Adam Foulds, the award-winning author of The Quickening Maze, pens a vision of the damage done between a fan and a celebrity where the borders between inner and outer life have been made porous in a world full of flickering screens large and small.
Dream Sequence notices everything ... Description is intimate and visceral, scratching at the glossy surface of the lives of the characters and underpinning the 'vacuum' they move through, together but apart ... This is a novel of screens, of echoes and constant counterpoint, driven by changes in light as much as its reflective plot where matters of 'acting' are paramount ... [a] shimmering novel.
While Henry’s motivations are pretty transparent, Kristin’s are more of a mystery: What brought her to this place? ... What ultimately causes Kristin to lose her grip on reality isn’t clear, but when she sets off to London to make her and Henry’s relationship real, it is more than a little unnerving ... Dream Sequence succeeds as a narrative thanks to Foulds’s prose. He doesn’t waste a single word, is frequently very funny, insightful and surprising.

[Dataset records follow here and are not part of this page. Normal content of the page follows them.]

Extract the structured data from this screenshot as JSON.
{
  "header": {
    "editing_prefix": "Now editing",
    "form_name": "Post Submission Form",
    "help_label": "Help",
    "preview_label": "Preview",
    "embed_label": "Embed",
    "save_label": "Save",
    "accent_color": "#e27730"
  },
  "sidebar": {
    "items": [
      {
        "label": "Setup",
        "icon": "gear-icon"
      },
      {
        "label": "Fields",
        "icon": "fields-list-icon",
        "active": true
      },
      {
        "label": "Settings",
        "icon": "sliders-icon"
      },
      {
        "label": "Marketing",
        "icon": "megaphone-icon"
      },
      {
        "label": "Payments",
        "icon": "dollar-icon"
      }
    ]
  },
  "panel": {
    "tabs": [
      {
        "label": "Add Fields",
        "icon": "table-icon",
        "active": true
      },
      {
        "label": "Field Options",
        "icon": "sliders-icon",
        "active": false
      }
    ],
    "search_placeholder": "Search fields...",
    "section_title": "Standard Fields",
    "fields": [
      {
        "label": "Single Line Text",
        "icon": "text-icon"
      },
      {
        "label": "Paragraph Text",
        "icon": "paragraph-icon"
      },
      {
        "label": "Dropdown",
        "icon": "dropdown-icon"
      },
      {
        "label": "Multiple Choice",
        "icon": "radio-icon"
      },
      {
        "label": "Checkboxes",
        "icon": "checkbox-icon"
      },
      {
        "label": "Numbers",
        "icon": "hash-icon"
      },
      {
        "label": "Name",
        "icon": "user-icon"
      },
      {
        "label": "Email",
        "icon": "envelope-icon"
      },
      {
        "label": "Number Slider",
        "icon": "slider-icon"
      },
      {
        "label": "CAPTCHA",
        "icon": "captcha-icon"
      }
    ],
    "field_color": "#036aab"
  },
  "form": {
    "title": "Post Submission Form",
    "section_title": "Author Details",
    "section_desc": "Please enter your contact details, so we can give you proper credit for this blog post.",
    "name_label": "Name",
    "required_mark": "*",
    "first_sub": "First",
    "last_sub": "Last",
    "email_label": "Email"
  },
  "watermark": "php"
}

An exquisitely concocted, riveting account of artistic ambition and unrequited love verging on obsession ... Foulds introduces a note of gentle satire, particularly in the overblown way that film people talk about their own essentially vainglorious projects, and in their convoluted complicity with regimes such as Qatar ... despite Henry’s many obvious flaws, Foulds frames him carefully, so that his story becomes urgent: he isn’t an empty-headed luvvie but someone engaged in that most modernist mission — the quest for himself. There’s an oddity about the timings of the plot — a letter delivered much later than I thought it had been — which lends the whole a dreamy sheen. Are we all dreaming? And what happens when we wake? ... Foulds is proving himself to be a versatile writer of intelligence and charm. Dream Sequence is a relatively slim affair; one finishes the book wishing the dream were longer.